He paid the price for our lives
The Lord does not delay and is not slow about His promise, as some count slowness, but is [extraordinarily] patient toward you, not wishing for any to perish but for all to come to repentance. 2 Pet 3:9. Christ came to die the most horrific death on a cross – for your sins and mine. He lived a sinless life and so was qualified to pay the price for our sins. He paid the price for our lives. Let us come to the foot of the cross often – seeking His forgiveness and thanking Him for the sacrifice He made.
Henry says – The subject which Christ dwelt upon now – Repent, for the kingdom of heaven is at hand. The gospel message is the same for all time periods, and the reasons to enforce them the same. For it is the everlasting gospel. Fear God, and by repentance, give honour to Him. Christ came to seek fruit in our lives, the fruits of repentance.
The reason is still the same
Christ had lain in the bosom of the Father and could have preached sublime notions of heavenly things. But he gave the plain old text of ‘Repent, for the kingdom of heaven is at hand’. We need to follow with the same message. The reason is still the same. The kingdom of heaven is at hand. We should be so much the more quickened to our duty, as we see the end of days approaching.
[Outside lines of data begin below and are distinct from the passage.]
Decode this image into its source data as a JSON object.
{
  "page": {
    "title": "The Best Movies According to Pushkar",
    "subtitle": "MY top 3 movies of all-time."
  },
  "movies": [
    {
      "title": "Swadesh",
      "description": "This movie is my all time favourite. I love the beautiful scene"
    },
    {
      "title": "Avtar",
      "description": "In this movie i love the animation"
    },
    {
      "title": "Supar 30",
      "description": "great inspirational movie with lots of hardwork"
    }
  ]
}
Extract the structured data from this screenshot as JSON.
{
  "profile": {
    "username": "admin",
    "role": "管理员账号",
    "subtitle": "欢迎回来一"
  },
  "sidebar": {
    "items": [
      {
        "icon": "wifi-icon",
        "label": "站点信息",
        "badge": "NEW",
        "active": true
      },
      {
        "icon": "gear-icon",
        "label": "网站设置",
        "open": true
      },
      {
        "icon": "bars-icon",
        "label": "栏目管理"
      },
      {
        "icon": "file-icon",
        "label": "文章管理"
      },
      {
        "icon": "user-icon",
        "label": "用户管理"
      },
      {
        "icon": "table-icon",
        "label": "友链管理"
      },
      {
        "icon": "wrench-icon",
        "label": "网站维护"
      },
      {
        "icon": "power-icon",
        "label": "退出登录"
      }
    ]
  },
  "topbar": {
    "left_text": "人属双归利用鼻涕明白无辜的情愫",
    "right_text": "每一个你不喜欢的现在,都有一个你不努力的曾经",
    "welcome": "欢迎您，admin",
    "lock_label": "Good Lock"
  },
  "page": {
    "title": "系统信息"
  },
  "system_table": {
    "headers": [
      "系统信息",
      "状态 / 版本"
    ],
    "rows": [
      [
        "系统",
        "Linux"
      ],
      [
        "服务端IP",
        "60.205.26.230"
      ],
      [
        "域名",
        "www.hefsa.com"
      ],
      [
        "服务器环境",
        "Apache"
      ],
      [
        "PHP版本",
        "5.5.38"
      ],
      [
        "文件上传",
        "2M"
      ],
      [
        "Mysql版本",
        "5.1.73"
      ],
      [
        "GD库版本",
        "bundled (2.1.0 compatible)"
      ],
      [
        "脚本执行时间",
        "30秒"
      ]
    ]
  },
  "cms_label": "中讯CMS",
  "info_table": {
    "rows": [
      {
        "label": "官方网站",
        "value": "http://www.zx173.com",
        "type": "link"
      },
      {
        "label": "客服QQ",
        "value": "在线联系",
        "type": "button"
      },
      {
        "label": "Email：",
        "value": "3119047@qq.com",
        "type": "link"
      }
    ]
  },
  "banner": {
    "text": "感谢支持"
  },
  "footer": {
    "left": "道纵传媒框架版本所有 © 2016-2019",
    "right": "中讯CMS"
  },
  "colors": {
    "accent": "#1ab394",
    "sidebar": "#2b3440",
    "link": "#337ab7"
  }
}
As Christians we have all broken the moral law, we are all guilty. We must, therefore, take the benefit of the covenant of grace (the unmerited favour of God). By repentance, we must lament and forsake our sins, and by faith, we must receive the forgiveness of them through Christ our Redeemer.
Repentance will quicken faith
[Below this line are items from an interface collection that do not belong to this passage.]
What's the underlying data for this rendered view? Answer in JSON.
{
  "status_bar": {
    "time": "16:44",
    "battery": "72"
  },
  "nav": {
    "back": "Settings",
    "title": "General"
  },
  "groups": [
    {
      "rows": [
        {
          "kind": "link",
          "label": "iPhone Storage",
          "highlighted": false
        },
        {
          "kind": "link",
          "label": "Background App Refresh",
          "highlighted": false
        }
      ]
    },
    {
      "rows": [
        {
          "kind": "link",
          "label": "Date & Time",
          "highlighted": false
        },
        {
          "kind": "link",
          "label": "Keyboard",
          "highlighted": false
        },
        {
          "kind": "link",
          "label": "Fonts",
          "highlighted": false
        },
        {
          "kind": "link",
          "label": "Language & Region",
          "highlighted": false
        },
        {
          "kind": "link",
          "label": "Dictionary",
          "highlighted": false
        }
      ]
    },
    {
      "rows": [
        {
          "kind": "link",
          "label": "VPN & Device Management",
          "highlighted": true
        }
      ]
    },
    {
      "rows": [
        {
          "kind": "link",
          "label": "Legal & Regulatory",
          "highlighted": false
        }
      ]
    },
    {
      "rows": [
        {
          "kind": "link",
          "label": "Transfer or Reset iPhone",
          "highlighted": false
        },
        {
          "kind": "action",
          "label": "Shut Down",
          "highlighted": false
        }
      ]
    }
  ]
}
We cannot reform our lives without trusting in the righteousness and grace of Christ. We also cannot think that trusting in Christ will save us without the reformation of our hearts and lives. Christ has joined these two together. They will mutually assist and befriend each other. Repentance will quicken faith, and faith will make repentance fervent.
Christ tells them that God was more pleased with, the penitent broken heart of one of those despised sinners, than all the long prayers which the religious people made, who could not see anything amiss in themselves. It is best not to go astray, but the grace of God is more manifested in the humility of great sinners than in those that never went astray.
To whom much is forgiven will love much
Many times those that have been great sinners before their conversion prove more eminently and zealously good after, of which the Apostle Paul is an example. And so in him, God was greatly glorified, Gal. 1:24 they were glorifying God [as the Author and Source of what had taken place and all that had been accomplished] in me.
They to whom much is forgiven will love much. We are moved with a more effective joy for the recovery of what we had lost than for the continuation of what we had always enjoyed. Such as for health out of sickness than for health without sickness. It is as life from the dead.
Adapted from the Matthew Henry Commentary
I am Forgiveness Could I withhold forgiveness? I, who am forgiveness personified. I, who live ever to plead for My children I, in whom all things are supplied. I, who told them always When they pray. That they must forgive in their hearts others, there must be no delay. I am God But man I became. So human and yet so Divine Unchanging, always the same. Could I withhold forgiveness? So you see Me as one who would withstand? Do you not see Me as the loving Saviour Always stretching out a helping hand? By the late Andrew Feakin (passed away 16th March 2019)
Prayer: Father, I repent before You now of any unconfessed sin in my heart. I long for unbroken intimacy with You. Thank You for Your kindness that leads me to repentance. In the name of Christ I pray. Amen.